_Work request_
Where a line below includes the word "content", copy that line.

_Source information_
- - - - -
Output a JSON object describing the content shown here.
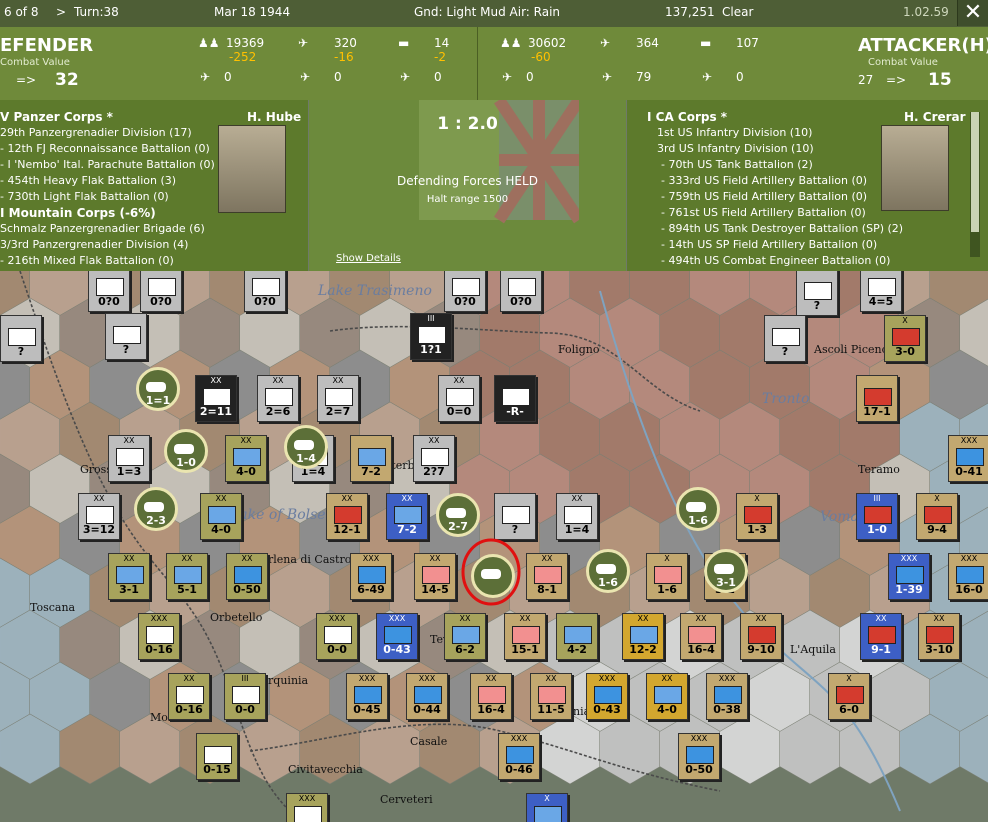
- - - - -
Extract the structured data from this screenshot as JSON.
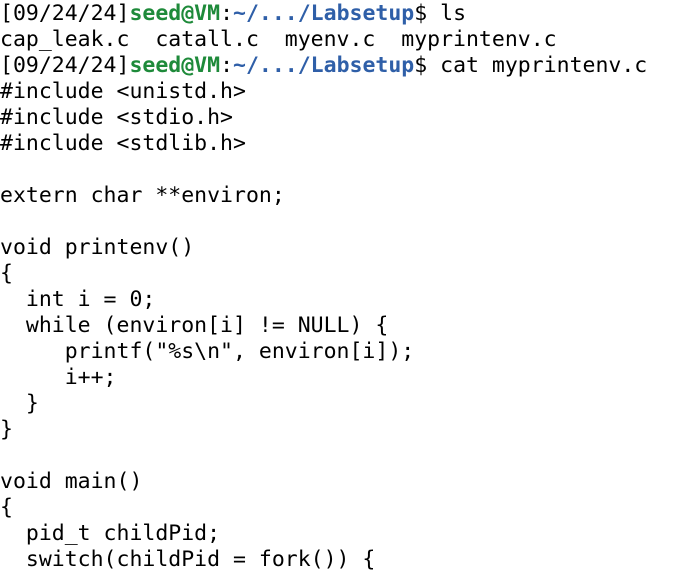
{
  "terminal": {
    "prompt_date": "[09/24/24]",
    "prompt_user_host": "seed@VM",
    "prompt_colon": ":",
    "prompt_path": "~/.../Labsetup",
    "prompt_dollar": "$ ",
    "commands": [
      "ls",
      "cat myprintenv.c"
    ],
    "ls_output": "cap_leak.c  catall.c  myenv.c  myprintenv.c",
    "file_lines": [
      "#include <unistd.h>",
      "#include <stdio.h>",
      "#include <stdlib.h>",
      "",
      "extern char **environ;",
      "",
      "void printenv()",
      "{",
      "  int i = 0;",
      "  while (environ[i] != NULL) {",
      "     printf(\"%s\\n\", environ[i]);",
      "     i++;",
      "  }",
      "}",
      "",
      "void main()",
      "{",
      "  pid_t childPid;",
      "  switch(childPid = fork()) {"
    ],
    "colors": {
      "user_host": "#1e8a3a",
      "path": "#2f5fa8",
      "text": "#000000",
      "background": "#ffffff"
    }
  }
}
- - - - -
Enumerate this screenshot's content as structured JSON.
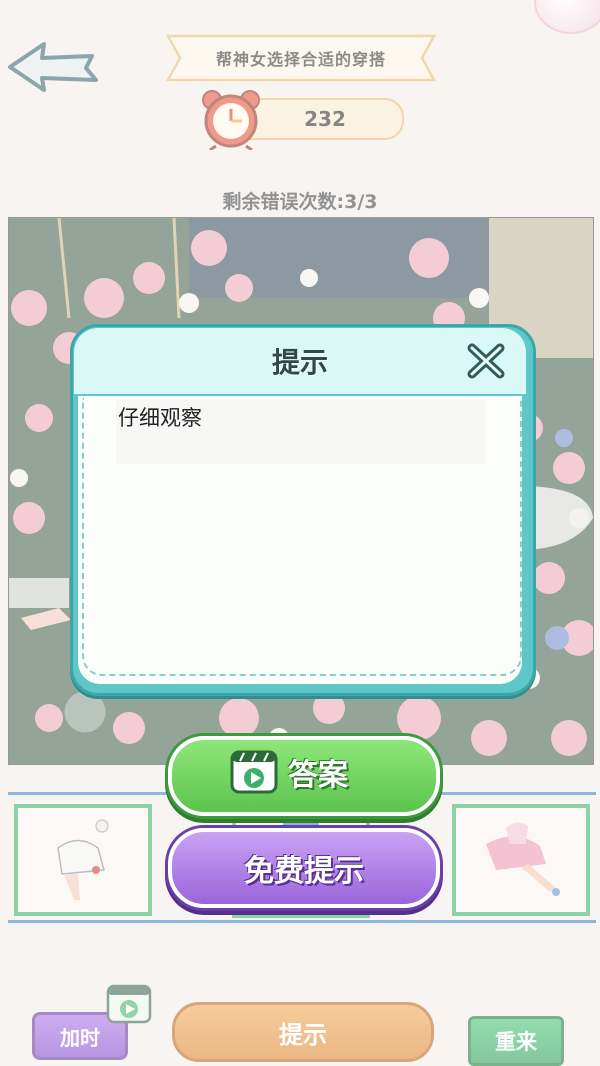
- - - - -
_Written answer_
Output a JSON object describing the content shown here.
Enumerate this screenshot's content as structured JSON.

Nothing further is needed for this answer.